F(r)iction | Art & Creative Projects | Art Jobs



A complicated, lifelong relationship with the printed word lies behind my exploration of books as both physical material and subject matter. A current primary source—both for sculpture and for collages-- is the library left behind by my grandmother Mary Löw, a citizen of the late Austro-Hungarian Empire who avidly read many English classics translated indifferently into German. These unwanted volumes (printed in a Gothic script now legible to few) were destined for landfill, so their new life as art: whether used as books or as fragments of illustration and text, functions as reclamation of their value and, at the same time, serves as an uncomfortable recognition of the decreasing role of books in a digital media world.

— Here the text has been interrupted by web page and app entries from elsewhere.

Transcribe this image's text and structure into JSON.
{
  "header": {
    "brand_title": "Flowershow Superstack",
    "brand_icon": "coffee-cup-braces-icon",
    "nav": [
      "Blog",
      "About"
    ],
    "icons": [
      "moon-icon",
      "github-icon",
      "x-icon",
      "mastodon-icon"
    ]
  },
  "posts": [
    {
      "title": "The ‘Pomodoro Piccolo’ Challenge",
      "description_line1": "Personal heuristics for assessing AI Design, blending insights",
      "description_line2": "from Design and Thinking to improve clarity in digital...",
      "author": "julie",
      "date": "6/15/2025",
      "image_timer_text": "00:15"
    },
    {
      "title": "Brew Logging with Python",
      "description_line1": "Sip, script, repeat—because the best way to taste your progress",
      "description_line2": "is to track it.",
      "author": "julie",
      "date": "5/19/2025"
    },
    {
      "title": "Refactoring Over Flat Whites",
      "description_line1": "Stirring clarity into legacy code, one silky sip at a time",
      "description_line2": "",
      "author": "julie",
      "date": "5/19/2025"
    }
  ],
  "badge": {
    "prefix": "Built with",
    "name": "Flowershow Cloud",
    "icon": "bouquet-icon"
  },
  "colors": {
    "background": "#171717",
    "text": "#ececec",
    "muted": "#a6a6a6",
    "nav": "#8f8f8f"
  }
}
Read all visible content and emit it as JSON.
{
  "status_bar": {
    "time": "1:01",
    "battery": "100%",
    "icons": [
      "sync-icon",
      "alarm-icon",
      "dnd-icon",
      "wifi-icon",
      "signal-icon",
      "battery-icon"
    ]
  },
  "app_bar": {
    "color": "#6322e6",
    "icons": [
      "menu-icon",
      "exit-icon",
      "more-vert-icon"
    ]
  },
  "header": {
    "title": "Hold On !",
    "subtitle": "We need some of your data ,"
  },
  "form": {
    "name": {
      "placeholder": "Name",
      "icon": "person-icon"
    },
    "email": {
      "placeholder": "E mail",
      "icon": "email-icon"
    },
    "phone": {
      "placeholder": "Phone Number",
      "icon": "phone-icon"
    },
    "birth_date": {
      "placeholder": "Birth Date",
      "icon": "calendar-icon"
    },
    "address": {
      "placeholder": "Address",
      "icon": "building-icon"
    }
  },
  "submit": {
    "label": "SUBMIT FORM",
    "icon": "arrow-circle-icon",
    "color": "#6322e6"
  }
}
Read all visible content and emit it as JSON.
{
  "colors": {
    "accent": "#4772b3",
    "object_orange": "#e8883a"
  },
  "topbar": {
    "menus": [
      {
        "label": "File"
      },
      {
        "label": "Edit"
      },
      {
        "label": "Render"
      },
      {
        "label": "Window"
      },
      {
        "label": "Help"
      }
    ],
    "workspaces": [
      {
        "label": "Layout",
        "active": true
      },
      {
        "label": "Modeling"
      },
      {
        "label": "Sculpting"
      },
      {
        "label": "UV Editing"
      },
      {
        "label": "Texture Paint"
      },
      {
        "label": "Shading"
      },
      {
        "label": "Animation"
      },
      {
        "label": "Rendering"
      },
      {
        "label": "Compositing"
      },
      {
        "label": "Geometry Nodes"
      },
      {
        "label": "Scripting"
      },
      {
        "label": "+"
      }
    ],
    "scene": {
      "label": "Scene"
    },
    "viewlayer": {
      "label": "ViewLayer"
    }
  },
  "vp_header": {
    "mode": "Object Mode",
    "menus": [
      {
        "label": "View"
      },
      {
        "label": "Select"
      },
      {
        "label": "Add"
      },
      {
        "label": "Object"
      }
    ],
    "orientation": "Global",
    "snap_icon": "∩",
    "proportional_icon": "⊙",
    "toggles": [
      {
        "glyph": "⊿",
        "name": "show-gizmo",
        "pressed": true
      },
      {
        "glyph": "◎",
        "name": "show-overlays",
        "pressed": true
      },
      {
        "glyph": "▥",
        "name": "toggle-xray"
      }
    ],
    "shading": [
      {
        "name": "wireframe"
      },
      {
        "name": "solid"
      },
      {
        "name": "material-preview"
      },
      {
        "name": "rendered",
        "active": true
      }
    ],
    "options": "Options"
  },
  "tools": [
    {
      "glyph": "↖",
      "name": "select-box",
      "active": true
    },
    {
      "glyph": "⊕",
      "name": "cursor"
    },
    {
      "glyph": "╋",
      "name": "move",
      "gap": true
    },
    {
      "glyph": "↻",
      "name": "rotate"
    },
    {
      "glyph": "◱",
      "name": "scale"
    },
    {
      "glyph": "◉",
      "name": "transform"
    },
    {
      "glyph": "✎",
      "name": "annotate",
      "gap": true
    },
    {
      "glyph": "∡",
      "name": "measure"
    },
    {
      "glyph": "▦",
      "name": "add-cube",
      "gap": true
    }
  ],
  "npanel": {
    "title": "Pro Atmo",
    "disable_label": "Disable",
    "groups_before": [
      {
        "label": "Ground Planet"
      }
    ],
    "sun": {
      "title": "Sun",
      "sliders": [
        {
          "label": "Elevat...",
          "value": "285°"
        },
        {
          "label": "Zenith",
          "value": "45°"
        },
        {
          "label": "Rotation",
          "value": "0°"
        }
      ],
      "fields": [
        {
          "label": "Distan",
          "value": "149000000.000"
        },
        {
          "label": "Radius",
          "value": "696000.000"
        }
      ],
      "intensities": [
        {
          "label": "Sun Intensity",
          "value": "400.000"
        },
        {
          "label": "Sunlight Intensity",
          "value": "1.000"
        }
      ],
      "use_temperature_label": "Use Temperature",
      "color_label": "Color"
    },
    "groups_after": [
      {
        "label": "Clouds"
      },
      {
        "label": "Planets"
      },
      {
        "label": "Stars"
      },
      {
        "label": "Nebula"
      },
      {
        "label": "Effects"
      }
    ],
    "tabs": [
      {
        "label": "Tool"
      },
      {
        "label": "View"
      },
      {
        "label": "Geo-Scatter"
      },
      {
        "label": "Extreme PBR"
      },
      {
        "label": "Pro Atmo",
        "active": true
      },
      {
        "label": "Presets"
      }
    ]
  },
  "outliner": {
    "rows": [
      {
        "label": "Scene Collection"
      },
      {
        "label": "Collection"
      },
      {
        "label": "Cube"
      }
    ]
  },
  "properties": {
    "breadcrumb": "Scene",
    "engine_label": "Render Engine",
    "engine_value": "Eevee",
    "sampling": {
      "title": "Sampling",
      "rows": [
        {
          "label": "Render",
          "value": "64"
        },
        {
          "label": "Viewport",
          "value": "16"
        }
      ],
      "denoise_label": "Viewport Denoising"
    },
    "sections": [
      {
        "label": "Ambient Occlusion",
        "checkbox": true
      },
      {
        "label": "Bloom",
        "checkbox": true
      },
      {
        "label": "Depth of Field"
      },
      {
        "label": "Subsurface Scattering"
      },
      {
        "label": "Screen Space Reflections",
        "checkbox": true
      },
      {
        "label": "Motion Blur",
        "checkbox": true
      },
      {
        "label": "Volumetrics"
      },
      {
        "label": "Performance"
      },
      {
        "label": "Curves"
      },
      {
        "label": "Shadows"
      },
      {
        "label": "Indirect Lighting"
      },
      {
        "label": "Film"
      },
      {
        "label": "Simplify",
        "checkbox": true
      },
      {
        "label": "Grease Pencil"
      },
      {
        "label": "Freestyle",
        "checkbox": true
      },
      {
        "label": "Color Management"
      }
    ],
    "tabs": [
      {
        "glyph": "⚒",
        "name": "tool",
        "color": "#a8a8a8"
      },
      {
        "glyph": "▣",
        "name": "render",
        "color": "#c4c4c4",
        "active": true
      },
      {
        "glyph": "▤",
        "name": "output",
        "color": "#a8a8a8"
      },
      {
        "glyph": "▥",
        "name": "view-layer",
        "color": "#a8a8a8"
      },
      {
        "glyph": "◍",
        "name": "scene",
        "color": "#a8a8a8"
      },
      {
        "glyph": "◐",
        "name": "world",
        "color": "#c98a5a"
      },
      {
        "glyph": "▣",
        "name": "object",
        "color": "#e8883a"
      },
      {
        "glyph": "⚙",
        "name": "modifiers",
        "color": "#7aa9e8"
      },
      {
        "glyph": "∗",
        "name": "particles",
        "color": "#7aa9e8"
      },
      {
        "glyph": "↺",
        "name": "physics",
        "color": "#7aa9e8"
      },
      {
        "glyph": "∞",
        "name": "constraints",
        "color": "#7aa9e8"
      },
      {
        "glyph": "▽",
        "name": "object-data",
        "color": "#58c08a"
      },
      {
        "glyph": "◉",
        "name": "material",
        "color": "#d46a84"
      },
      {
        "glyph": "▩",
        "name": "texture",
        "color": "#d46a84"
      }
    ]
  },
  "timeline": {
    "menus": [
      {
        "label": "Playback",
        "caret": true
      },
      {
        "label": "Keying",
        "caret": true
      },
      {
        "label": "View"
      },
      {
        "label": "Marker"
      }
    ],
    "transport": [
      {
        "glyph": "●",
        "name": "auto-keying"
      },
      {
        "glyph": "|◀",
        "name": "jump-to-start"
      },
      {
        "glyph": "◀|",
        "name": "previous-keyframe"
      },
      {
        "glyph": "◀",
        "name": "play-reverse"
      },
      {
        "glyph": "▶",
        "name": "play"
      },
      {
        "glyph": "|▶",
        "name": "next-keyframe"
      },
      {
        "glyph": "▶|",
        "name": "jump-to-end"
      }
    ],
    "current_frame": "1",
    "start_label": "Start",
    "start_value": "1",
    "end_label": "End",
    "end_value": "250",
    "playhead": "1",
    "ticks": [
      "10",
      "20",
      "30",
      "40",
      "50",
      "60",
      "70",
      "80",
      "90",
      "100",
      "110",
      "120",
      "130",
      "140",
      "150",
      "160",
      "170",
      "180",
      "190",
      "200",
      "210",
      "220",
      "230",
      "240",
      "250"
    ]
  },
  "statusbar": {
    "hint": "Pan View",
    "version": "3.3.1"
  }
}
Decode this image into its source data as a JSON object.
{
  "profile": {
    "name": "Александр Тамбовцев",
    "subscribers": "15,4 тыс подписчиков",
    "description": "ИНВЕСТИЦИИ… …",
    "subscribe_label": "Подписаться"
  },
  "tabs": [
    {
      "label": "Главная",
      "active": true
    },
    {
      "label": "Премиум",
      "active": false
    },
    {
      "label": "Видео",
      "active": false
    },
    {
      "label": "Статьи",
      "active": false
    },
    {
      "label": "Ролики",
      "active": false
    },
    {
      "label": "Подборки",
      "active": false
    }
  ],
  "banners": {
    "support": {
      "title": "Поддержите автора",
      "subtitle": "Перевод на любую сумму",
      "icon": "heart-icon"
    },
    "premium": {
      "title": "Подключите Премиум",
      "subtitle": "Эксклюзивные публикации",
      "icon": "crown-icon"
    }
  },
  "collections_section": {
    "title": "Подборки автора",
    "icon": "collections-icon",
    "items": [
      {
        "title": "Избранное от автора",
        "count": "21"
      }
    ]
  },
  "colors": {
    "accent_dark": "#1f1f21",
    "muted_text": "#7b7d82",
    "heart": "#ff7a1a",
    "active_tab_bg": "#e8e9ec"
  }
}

The origin of several works in this project—especially F(r)iction (images 1 and 2) and Editor’s Arsenal (images 4 and 5) lies in a fascination with words hidden inside of other words, like secret weapons or ghosts. In Editor’s arsenal, the first word of each of the injunctions found on these cut and reformed fragments of books is hidden within the second word. Cut can be found in side of Cutely; End, inside Tenderly. Like the contents of the books out of which the sculptures themselves are made, these phrases suggest disordered meanings and lost ideas—or, maybe, jokes to which we only know the punch line, having forgotten the rest.


Maria Porges
Hope (polar bear), 2019, Mixed Media Sculpture on Plastic Bottle (private collection)
Stephanie KILGAST
Anna Kerslake
Toshio Saeki (佐伯俊男)
Grant Mallory and Maria Jacob
Lucy Balcombe

All images copyright their respective owners.